It is said that the farming of olives may date back as long as 6000 years ago. Spreading from Asia Minor to Iran, Syria and Palestine to the rest of the Mediterranean basin. The culture of the olive though was probably spread by the early Greek and Roman empires. As these mega-powers spread their influence around the world, they also spread their knowledge and love of the olive to those countries that they conquered.

In Israel there are many olive groves. They have often been in the same family for generations, passed down and divided from father to children, very rarely sold, even as the plots get smaller and smaller. These olive groves are treated with great reverence, they are tended with utmost care. Around November you see extended families gather, the very old to the very young, they come early in the morning, they spread sheets under the trees and beat the trees with sticks, the olives cascade down and are collected. It is beautiful to see how families join each other, turning hard work into a special occasion.

Of course there are modern machines that shake the trees but most groves in Israel are too small to make it worth investing in the machinery. People also like to stick to their traditions.

There are a few ways of curing the olives to make them edible. The most commonly used one involves them being cleaned and then soaked in a salt water and brine mixture for  a number of weeks with adjustments made to the solution as time goes on. They  are then rinsed and packaged often in tins to give them a longer shelf life although the curing process itself acts as a preservative.
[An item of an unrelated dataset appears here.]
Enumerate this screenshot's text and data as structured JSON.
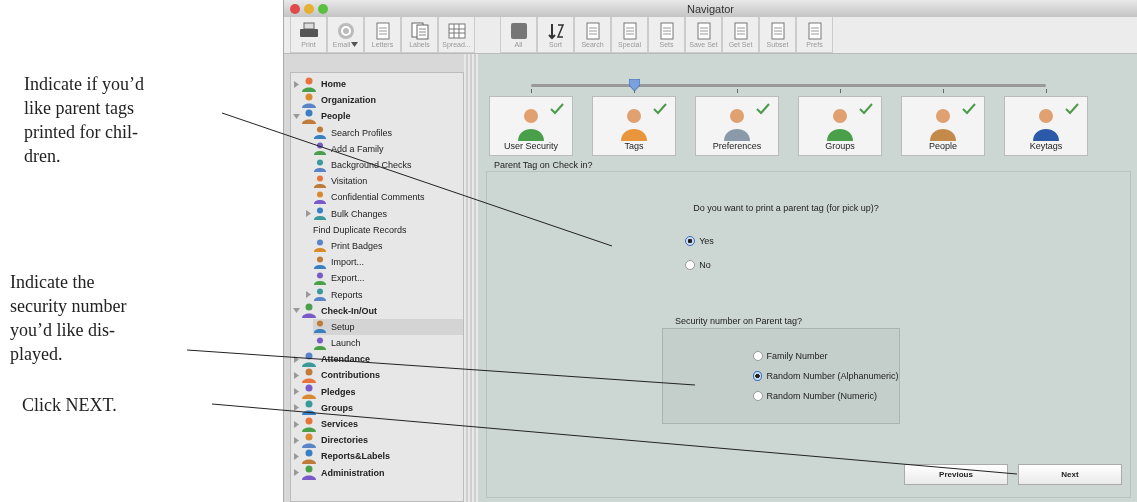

Sometimes extra flavourings are added to the olives during the curing process or they are marinated in olive oil for extra taste. Some people use herbs, chilis or lemon to enhance the flavor.

As olives have become popular, they are much easier to find on the shelves in tinned form but there is also a growing demand for a more refined and traditional product. These can be found in jars, plastic tubs or even from the delicatessen section in the store.

Growers take a great deal of care in maintaining their family tradition and many, such as Saba Habib, based in the Galilee, Israel are proud of their product and try to sell them as a premium product worldwide.

So the Mediterranean staple has become a fashionable side dish, marinade, spread and addition throughout the world.